I don’t have any statistics to prove this, but I’m willing to bet that the people who want voice chat the most would also be the people who need to seriously step back and evaluate why others appreciate its absence. In other words, the folks leaving angry comments clamoring for voice chat, claiming that it’s the only thing that will allow their competitive teams to win, might want to reconsider their own perceptions of what teamwork looks like and how their teammates feel about participating in online environments. Most of us have played an online game with a guy (let’s just admit it: usually, it’s a guy) who designates himself the de facto leader, starts shouting unhelpful orders and doling out bad advice. Presumably, this is the type of person who thinks we all want to hear—no, need to hear—what he has to say. If only he could be heard! His team would finally be winning game after game if his leadership could be felt!

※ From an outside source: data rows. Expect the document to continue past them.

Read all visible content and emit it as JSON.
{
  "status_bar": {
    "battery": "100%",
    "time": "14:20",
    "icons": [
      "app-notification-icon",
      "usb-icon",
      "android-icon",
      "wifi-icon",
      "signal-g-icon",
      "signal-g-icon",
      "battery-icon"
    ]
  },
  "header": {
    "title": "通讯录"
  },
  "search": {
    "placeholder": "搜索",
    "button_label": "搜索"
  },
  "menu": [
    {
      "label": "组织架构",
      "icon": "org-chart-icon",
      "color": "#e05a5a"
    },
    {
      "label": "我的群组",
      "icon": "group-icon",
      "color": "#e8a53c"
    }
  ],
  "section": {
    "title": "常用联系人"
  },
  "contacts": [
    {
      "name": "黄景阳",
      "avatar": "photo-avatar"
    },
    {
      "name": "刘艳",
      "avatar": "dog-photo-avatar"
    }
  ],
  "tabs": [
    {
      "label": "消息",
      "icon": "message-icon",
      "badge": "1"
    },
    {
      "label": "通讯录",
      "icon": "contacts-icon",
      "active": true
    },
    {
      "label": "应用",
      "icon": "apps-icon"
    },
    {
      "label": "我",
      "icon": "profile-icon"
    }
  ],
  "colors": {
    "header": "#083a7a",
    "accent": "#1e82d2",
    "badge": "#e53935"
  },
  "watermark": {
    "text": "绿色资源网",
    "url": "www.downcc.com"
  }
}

Playing Splatoon must feel unnecessarily difficult for that guy. I can only imagine his frustration at his inability to back-seat drive his teammates’ rollers and brushes through alleys and gateways. But has it occurred to him that the lack of his voice might be making the game easier for his allies? Perhaps they might be playing even better because he isn’t shouting at them. Perhaps they might be even likelier to want to play with him again because they have no idea how obnoxious he really is. He should be writing Nintendo a thank-you note.
What’s more, it’s pretty rare that I play a game where feminine-sounding names appear in the multiplayer roster in every single match. We know that a quarter of Call of Duty players are women, but I never hear them on the mic, nor do I see any names that read as feminine in the lobby. Why? Because they don’t want to be singled out.
In Splatoon, I see their names and I wear my own with pride. This is the first game in my entire life that I’ve played as “Maddy,” instead of under a gender-neutral tag. I don’t go on mic in Splatoon, because there is no mic. Even when competitive games do have mics, though, I never go on them—and I never have in the past, either. When I played competitive games as a scrappy teen, I’d use Skype to talk only to my teammates, all of whom began as friends or vetted friends-of-friends. Walking into a multiplayer lobby with a female moniker and speaking in my distinctive treble? That’s never going to happen. Why? Because I’ve seen other women try it, and I don’t like the results.
Splatoon takes all of that off the table, which is why I think so many people have felt free to play it under their actual first names. The game automatically chose my first name as my tag, and although I felt a rush of panic to see it on screen during my first match, I soon realized the rest of the list had populated with several other feminine names. I could have changed my display name, I’m sure, but I haven’t remembered to do so nor have I felt the need. I haven’t been harassed or singled out, even when trying out unfamiliar weapons and tactics. I’ve felt free to learn at my own pace. None of this should be mind-blowing, and yet, it is—especially when taken in comparison to every other multiplayer gaming experience I’ve ever had in my life.
I hope Splatoon never adds voice chat. I think we might all need a time-out from voice chat for a while—perhaps forever. Removing this supposed “communication” tool has actually allowed me to feel like I finally know the people I’m playing—and like they know me, too. That makes the game much easier.
Maddy Myers is Paste’s assistant games editor. She tweets @samusclone and co-hosts a weekly gaming podcast called Isometric at Relay FM.